While taking shelter during a tornado warning, the Ohio Committee for Severe Weather Awareness encourages Ohioans to DUCK:
D - Go DOWN to the lowest level U - Get UNDER something C - COVER your head K - KEEP in shelter until the storm has passed
-When a tornado watch is issued, review your safety plan – don't wait for the watch to become a warning.
-Despite Doppler radar, tornadoes can sometimes occur without any warning, allowing very little time to act. It is important to know the basics of tornado safety.
-The safest place to be during a tornado is a basement. If the building has no basement or cellar, go to a small room (a bathroom or closet) on the lowest level of the structure, away from windows and as close to the center of the building as possible.

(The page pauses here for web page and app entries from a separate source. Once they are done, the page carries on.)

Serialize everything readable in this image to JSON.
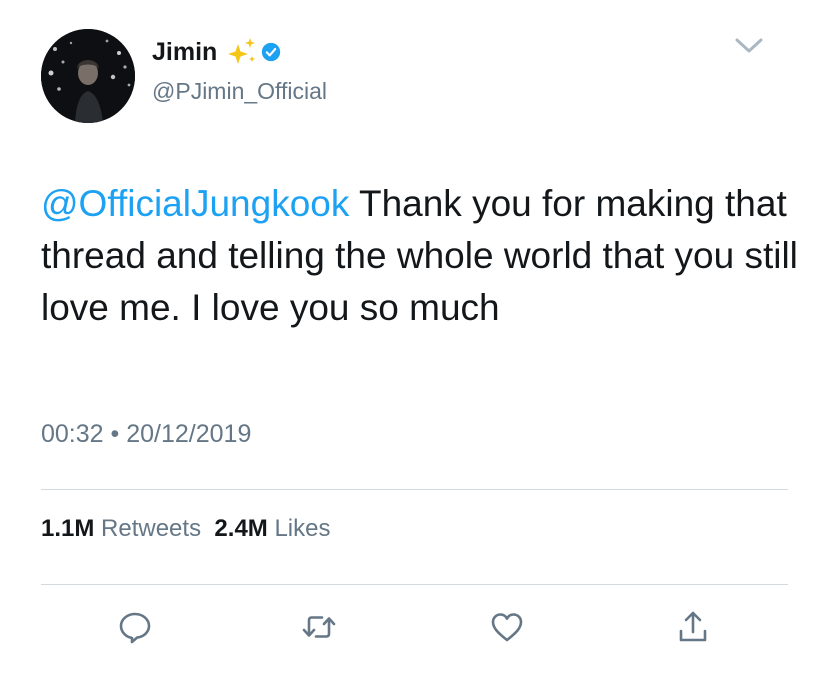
{
  "user": {
    "name": "Jimin",
    "handle": "@PJimin_Official"
  },
  "tweet": {
    "mention": "@OfficialJungkook",
    "body": " Thank you for making that thread and telling the whole world that you still love me. I love you so much",
    "time": "00:32",
    "separator": "•",
    "date": "20/12/2019"
  },
  "stats": {
    "retweets_count": "1.1M",
    "retweets_label": "Retweets",
    "likes_count": "2.4M",
    "likes_label": "Likes"
  },
  "icons": {
    "sparkle": "sparkles-emoji-icon",
    "verified": "verified-badge-icon",
    "more": "chevron-down-icon",
    "reply": "reply-bubble-icon",
    "retweet": "retweet-icon",
    "like": "heart-icon",
    "share": "share-icon"
  },
  "colors": {
    "link": "#1da1f2",
    "secondary_text": "#657786",
    "primary_text": "#14171a",
    "sparkle": "#f5c518"
  }
}
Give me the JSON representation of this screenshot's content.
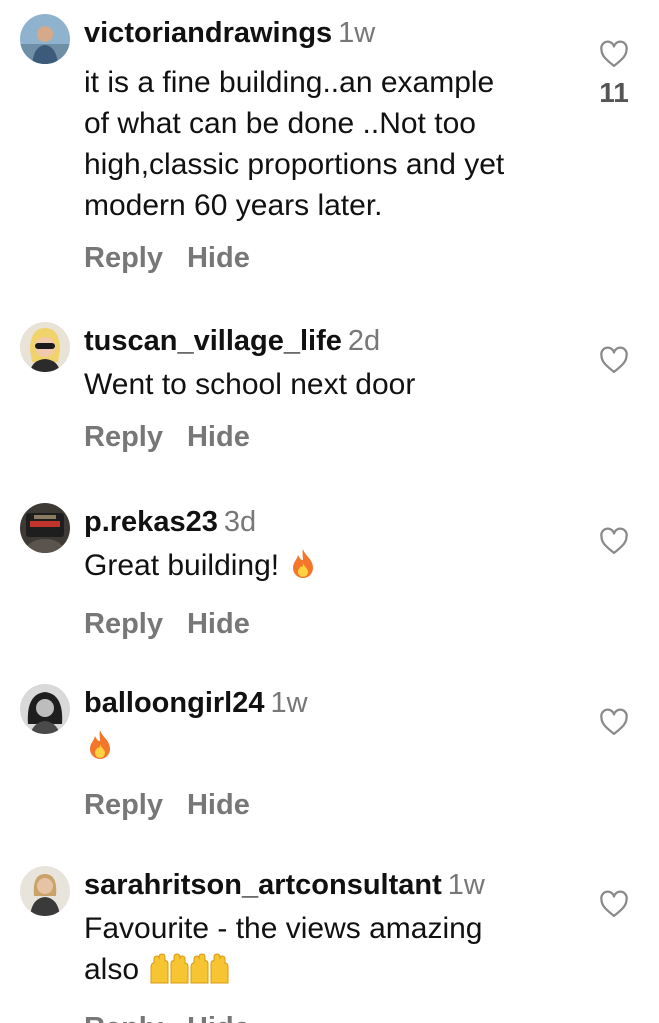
{
  "comments": [
    {
      "username": "victoriandrawings",
      "time": "1w",
      "lines": [
        "it is a fine building..an example",
        "of what can be done ..Not too",
        "high,classic proportions and yet",
        "modern 60 years later."
      ],
      "reply_label": "Reply",
      "hide_label": "Hide",
      "like_count": "11"
    },
    {
      "username": "tuscan_village_life",
      "time": "2d",
      "lines": [
        "Went to school next door"
      ],
      "reply_label": "Reply",
      "hide_label": "Hide"
    },
    {
      "username": "p.rekas23",
      "time": "3d",
      "lines": [
        "Great building!"
      ],
      "emoji": "fire-emoji",
      "reply_label": "Reply",
      "hide_label": "Hide"
    },
    {
      "username": "balloongirl24",
      "time": "1w",
      "lines": [],
      "emoji": "fire-emoji",
      "reply_label": "Reply",
      "hide_label": "Hide"
    },
    {
      "username": "sarahritson_artconsultant",
      "time": "1w",
      "lines": [
        "Favourite - the views amazing",
        "also"
      ],
      "emoji": "raising-hands-emoji",
      "reply_label": "Reply",
      "hide_label": "Hide"
    }
  ],
  "icons": {
    "like": "heart-outline-icon"
  },
  "colors": {
    "text": "#111111",
    "muted": "#777777"
  }
}
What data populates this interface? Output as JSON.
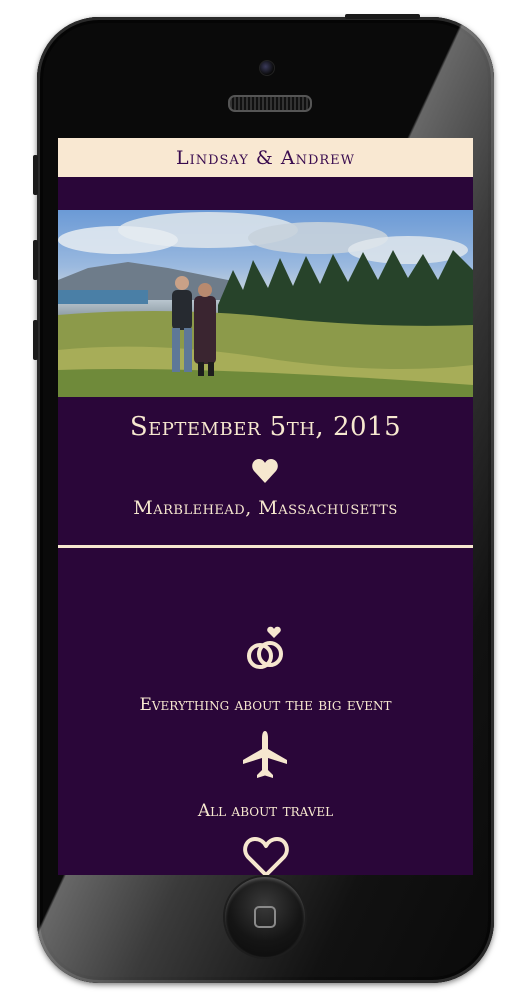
{
  "site": {
    "title": "Lindsay & Andrew"
  },
  "hero": {
    "photo_icon": "couple-photo",
    "date": "September 5th, 2015",
    "heart_icon": "heart-icon",
    "location": "Marblehead, Massachusetts"
  },
  "nav": {
    "items": [
      {
        "icon": "rings-icon",
        "label": "Everything about the big event"
      },
      {
        "icon": "airplane-icon",
        "label": "All about travel"
      },
      {
        "icon": "heart-outline-icon",
        "label": ""
      }
    ]
  },
  "colors": {
    "background": "#2a0639",
    "cream": "#f6e7cf",
    "header_bg": "#f9e8d2",
    "header_text": "#3a0c4f"
  }
}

-Be aware of emergency shelter plans in stores, offices and schools. If no specific shelter has been identified, move to the building's lowest level. Try to avoid areas with large glass windows, large rooms and wide-span roofs such as auditoriums, cafeterias, large hallways or shopping malls.
-If you're outside or in mobile home, find shelter immediately by going to the lowest level of a nearby sturdy building. Sturdy buildings are the safest structures to be in when tornadoes threaten. Winds from tornadoes can blow large objects, including cars and mobile homes, hundreds of feet away.
-If you cannot quickly get to a shelter, get into your vehicle, buckle your seatbelt and try to drive to the nearest sturdy shelter.
What if I am in my car?
According to the Ohio EMA, many people believe that a highway overpass can provide safety from a tornado, when in fact; an overpass may be on the worst places to seek shelter.
Tornado wind speeds can exceed 200 mph, producing airborne debris that are blown into and channeled under the overpass where people might try to seek shelter. Debris of varying size and types, including dirt, sand and rocks, moving at incredible speeds can easily penetrate clothing and skin, causing serious injuries and possibly death. Very fine debris can also be forced into eyes, causing injury or loss of sight. A person can even be blown out or carried away from the overpass by the fierce tornado winds. If a person is positioned at the top of an overpass, he/she could encounter even higher wind speeds and more missile-like debris. Wind direction will also shift abruptly as the tornado passes, tossing debris from all sides.
The Ohio EMA advises that if a tornado approaches, the safest course of action is to get out of the tornado’s path and seek shelter in a sturdy, well-constructed building.
If you cannot seek shelter in a building
Do not stay in your vehicle. Do not try to outrun a tornado. If you cannot seek shelter in a building, lie flat in a ditch or ravine and clasp your hands behind your head to protect yourself from flying debris.
Be aware of weather conditions and stay up-to-date on changing conditions.